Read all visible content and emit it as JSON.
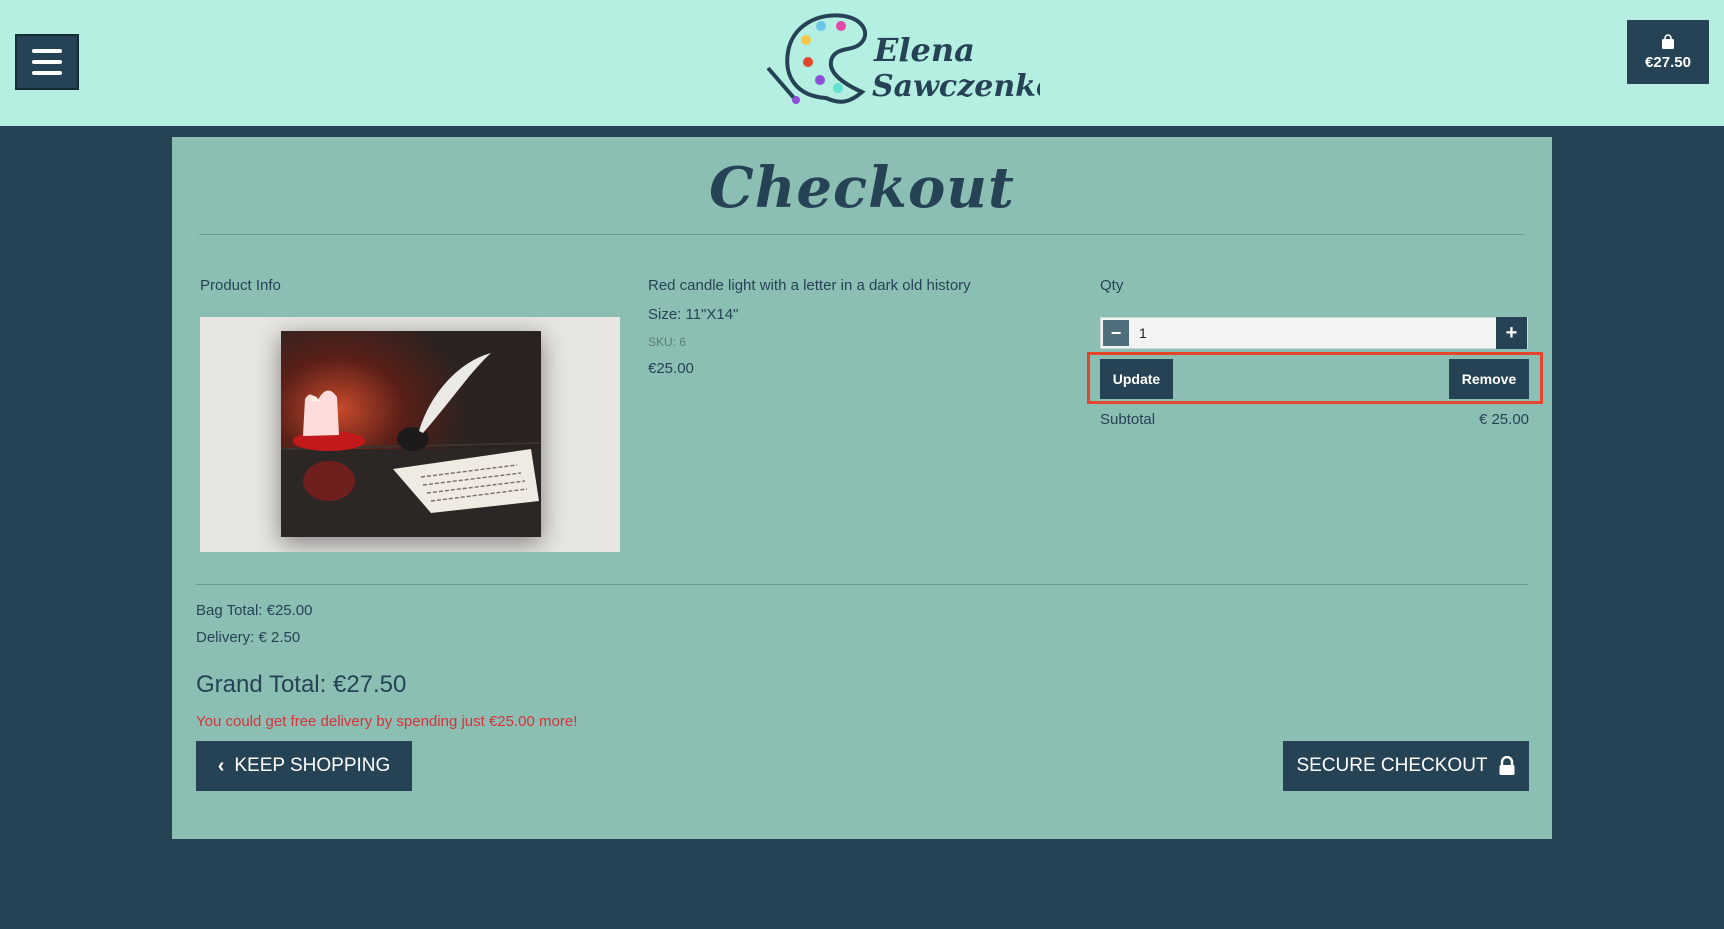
{
  "header": {
    "menu_icon": "hamburger-menu-icon",
    "logo": {
      "line1": "Elena",
      "line2": "Sawczenko"
    },
    "cart": {
      "icon": "shopping-bag-icon",
      "amount": "€27.50"
    }
  },
  "page": {
    "title": "Checkout"
  },
  "columns": {
    "product_info": "Product Info",
    "qty": "Qty"
  },
  "product": {
    "name": "Red candle light with a letter in a dark old history",
    "size": "Size: 11\"X14\"",
    "sku": "SKU: 6",
    "price": "€25.00",
    "quantity": "1",
    "decrement_label": "−",
    "increment_label": "+",
    "update_label": "Update",
    "remove_label": "Remove",
    "subtotal_label": "Subtotal",
    "subtotal_value": "€ 25.00"
  },
  "totals": {
    "bag_total": "Bag Total: €25.00",
    "delivery": "Delivery: € 2.50",
    "grand_total": "Grand Total: €27.50",
    "free_delivery_note": "You could get free delivery by spending just €25.00 more!"
  },
  "actions": {
    "keep_shopping": "KEEP SHOPPING",
    "secure_checkout": "SECURE CHECKOUT"
  },
  "colors": {
    "header_bg": "#b4efe1",
    "page_bg": "#264356",
    "card_bg": "#8bbfb3",
    "accent_dark": "#264356",
    "alert_red": "#d8323a",
    "highlight_border": "#e5452a"
  }
}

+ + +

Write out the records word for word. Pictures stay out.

Read all visible content and emit it as JSON.
{
  "header": {
    "menu_icon": "hamburger-menu-icon",
    "logo": {
      "line1": "Elena",
      "line2": "Sawczenko"
    },
    "cart": {
      "icon": "shopping-bag-icon",
      "amount": "€27.50"
    }
  },
  "page": {
    "title": "Checkout"
  },
  "columns": {
    "product_info": "Product Info",
    "qty": "Qty"
  },
  "product": {
    "name": "Red candle light with a letter in a dark old history",
    "size": "Size: 11\"X14\"",
    "sku": "SKU: 6",
    "price": "€25.00",
    "quantity": "1",
    "decrement_label": "−",
    "increment_label": "+",
    "update_label": "Update",
    "remove_label": "Remove",
    "subtotal_label": "Subtotal",
    "subtotal_value": "€ 25.00"
  },
  "totals": {
    "bag_total": "Bag Total: €25.00",
    "delivery": "Delivery: € 2.50",
    "grand_total": "Grand Total: €27.50",
    "free_delivery_note": "You could get free delivery by spending just €25.00 more!"
  },
  "actions": {
    "keep_shopping": "KEEP SHOPPING",
    "secure_checkout": "SECURE CHECKOUT"
  },
  "colors": {
    "header_bg": "#b4efe1",
    "page_bg": "#264356",
    "card_bg": "#8bbfb3",
    "accent_dark": "#264356",
    "alert_red": "#d8323a",
    "highlight_border": "#e5452a"
  }
}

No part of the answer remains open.